## [REQUIRED ACTION]
If a line in the records below contains "Google", copy that line.

BEGIN DATA

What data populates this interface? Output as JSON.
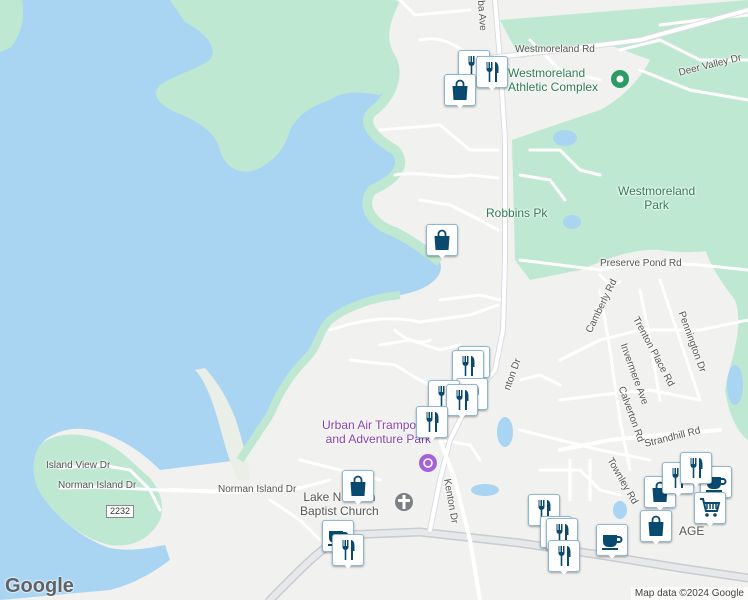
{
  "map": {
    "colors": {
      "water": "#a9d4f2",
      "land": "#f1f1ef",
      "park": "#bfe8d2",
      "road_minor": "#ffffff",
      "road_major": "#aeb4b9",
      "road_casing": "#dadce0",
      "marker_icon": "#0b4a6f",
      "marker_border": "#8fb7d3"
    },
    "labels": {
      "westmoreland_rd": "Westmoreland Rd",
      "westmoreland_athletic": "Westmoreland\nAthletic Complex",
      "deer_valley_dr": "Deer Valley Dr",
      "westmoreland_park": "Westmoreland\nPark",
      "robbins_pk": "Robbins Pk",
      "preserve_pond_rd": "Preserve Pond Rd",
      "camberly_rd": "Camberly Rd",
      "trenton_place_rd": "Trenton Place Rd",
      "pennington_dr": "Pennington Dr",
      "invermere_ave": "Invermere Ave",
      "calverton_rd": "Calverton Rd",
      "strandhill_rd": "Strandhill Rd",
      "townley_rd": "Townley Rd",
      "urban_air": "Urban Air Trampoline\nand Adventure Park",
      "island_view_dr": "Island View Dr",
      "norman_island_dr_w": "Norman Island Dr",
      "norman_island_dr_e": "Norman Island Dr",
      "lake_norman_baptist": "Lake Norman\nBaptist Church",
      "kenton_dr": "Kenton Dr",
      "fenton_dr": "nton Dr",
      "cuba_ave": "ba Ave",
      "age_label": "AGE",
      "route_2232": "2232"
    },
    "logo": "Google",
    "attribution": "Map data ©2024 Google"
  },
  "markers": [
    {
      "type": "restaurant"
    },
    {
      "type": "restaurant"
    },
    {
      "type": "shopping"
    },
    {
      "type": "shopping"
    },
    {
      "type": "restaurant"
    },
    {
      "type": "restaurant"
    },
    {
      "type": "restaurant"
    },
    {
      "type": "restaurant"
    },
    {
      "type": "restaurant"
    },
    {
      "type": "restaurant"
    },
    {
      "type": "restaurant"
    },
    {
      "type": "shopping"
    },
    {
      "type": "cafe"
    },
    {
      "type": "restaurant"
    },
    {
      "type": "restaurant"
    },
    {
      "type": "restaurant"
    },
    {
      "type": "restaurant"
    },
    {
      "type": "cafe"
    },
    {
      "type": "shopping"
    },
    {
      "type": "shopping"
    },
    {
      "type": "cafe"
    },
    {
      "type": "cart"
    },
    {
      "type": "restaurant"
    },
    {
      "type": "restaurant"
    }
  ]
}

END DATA
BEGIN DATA

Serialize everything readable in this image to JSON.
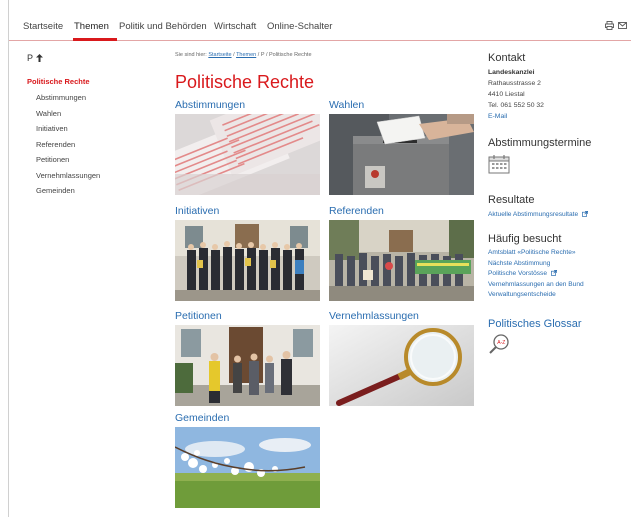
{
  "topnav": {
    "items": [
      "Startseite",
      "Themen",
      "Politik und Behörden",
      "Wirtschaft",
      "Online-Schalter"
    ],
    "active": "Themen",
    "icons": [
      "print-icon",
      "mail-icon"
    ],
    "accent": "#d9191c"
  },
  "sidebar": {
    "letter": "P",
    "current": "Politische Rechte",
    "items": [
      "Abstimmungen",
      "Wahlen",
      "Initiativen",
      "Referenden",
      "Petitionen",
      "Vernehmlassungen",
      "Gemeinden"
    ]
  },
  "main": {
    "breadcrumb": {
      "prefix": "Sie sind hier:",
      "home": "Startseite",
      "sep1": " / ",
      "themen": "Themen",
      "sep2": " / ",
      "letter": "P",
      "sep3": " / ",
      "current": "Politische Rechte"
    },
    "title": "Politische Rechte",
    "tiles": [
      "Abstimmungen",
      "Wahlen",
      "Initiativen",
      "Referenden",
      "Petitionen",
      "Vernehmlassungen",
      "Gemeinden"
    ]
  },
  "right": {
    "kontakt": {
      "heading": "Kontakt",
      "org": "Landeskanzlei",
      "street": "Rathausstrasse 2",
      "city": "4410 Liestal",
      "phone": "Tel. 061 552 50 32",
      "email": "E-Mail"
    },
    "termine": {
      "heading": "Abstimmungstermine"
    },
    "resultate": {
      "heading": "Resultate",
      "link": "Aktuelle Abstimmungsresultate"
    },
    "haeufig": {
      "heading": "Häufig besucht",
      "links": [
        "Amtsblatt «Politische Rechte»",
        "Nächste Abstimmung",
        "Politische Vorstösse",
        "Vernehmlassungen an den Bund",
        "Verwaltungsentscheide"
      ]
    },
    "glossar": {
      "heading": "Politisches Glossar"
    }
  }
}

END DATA

## [RESULT]
    "logo": "Google",
    "attribution": "Map data ©2024 Google"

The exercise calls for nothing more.